Ancient art of speaking persists in SDSU’s Forensic Team


Though the name tends to trick most into believing the Forensics Team consists of CSI agents analyzing tissue samples in a laboratory, the South Dakota State University Forensics team is filled with student members ranging from all majors who devote their weekends to traveling across the Midwest attending public speaking tournaments.

 he Forensics team derives its name from the Latin term “for ensis” closely related to forum, according to the American Forensic Association. The Greeks organized contests for speakers because their society recognized speaking as a pertinent component of a democracy. These contests included the development of evidence, so the term forensic became associated with the art and science of legal evidence and argument.

 ndrea Carlile, the director of forensics at SDSU and an instructor of communication studies and theatre, believes that public speaking is just as important today in our society as it was for the Greeks.

 “One thing that every human being has to do at one point in their life, or something in the society that we live in, is that they have to speak and it’s a foundational right for us in the United States to speak,” Carlile said. “I take such great pride in teaching students how to find their voice, how to speak their passions, how to fight for what they believe in. … It’s a venue and a vehicle for people to assert themselves in this world.”

 arlile has been the director of forensics for approximately three years, and keeps the teams original goals in mind.

 “My biggest priority and goal is to strengthen our core and to establish a code of excellence for our team and to try to tie back to our traditions,” Carlile said.

 ne member of the team, Michael Maxwell, a junior double majoring in advertising and speech communication, finds that the Forensics Team has enriched his college career.

 “I think it gives me such a sense of purpose here and … my time with the forensics team has affected all of my other class work,” Maxwell said. “I look forward to class presentations now. … The comfort and the confidence … you get because you have practiced – it’s not this unqualified confidence. You have this confidence because you put in the work with Forensics so you are able to be confident when you have to speak for a class.” Last month, Maxwell took home numerous awards from the North and South Dakota collegiate state tournament including first individual sweepstakes, first debate speaker, first extemporaneous speaking, first broadcast journalism, second persuasion, second impromptu and fourth after dinner speaking. Maxwell qualified for the Interstate Oratory Contest, a national contest held in Georgia over April 24 and 25. In all, the Jackrabbit Forensics Team took home 22 awards and a second place team sweepstakes from the state competition. 

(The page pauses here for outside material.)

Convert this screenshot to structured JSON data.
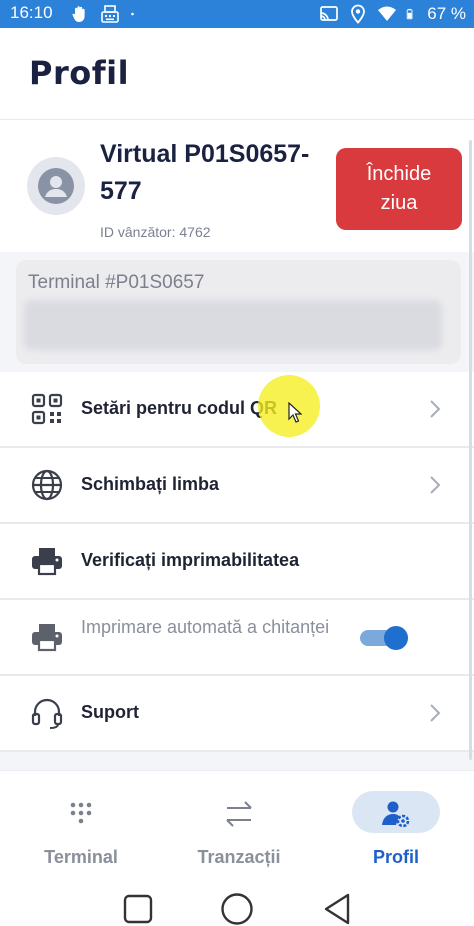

Danielle Duxbury, a senior speech communication major, also took home a number of awards at the North and South Dakota collegiate state tournament such as first duo, second drama, third after dinner speaking and fourth prose. Duxbury finds that her involvement in the Forensics team has made an impact on her college career as well. “I really enjoy the relationship you make with your team and coaches. It helps your speaking and performing abilities a lot,” Duxbury said. “We’re a small team and kind of unknown on campus, but it’s actually a really fulfilling activity and I wish more people would know about it.” The current team stands with a little less than 10 students on the team, but Carlile hopes that the team can grow to 20 in the future. “Forensics team is for those people that like to be interested in the world around them, so I think it certainly requires a level of intellectual curiosity about the world in which they live,” Carlile said. “It’s for that person who likes to look at the world in a slightly different lens and it’s really such an academic activity. … So it’s for a student who maybe likes a challenge, who maybe enjoys work that they can immerse themselves in.” The Forensics team spans the majority of the academic year from September to April. Carlile said that throughout this time period students work on their pieces as if it were “one big research paper that you work on over and over and over again and you revise until you perfect it.” Although forensics is considered an individual event, the forensics team is nonetheless dependent on eachother. Carlile considers it similar to track events with individual events but points adding up to a team effort. “Forensics is definitely a team activity, and I need my teammates to do any of the things that I do because if I were going to these tournaments alone I would not perform as well and that’s because we practice as teammates, we watch each other as teammates and critique each other as teammates and at tournaments we support each other,” Maxwell said. “We’re at each other’s events, we’re in the hallways, we’re there passing by, asking how it was and so there’s that level where we build each other up that I think is great.” The team recently traveled to Ohio University at the beginning of spring break for the national Pi Kappa Delta tournament and three members of the team qualified for the American Forensic Association National Individual Events tournament held in Portland, Ore. from April 3 to 7. Forensics team member Samantha Blum qualified for dramatic interpretation, Allison Christenson for poetry and Viraj Patel for impromptu speaking. Overall, Carlile is proud of how the team performed this year. “I think our team in particular this year is a remarkable group of individuals who I think this spring semester committed to each other and who committed to the process to achieve great things with a limited number of people, but they were all committed to doing well and putting in the time it takes,” Carlile said. “I’m just proud to be their coach and they teach me things every day and coach me in things they may not always realize, but they’re just an exceptional group of individuals who are doing great things.”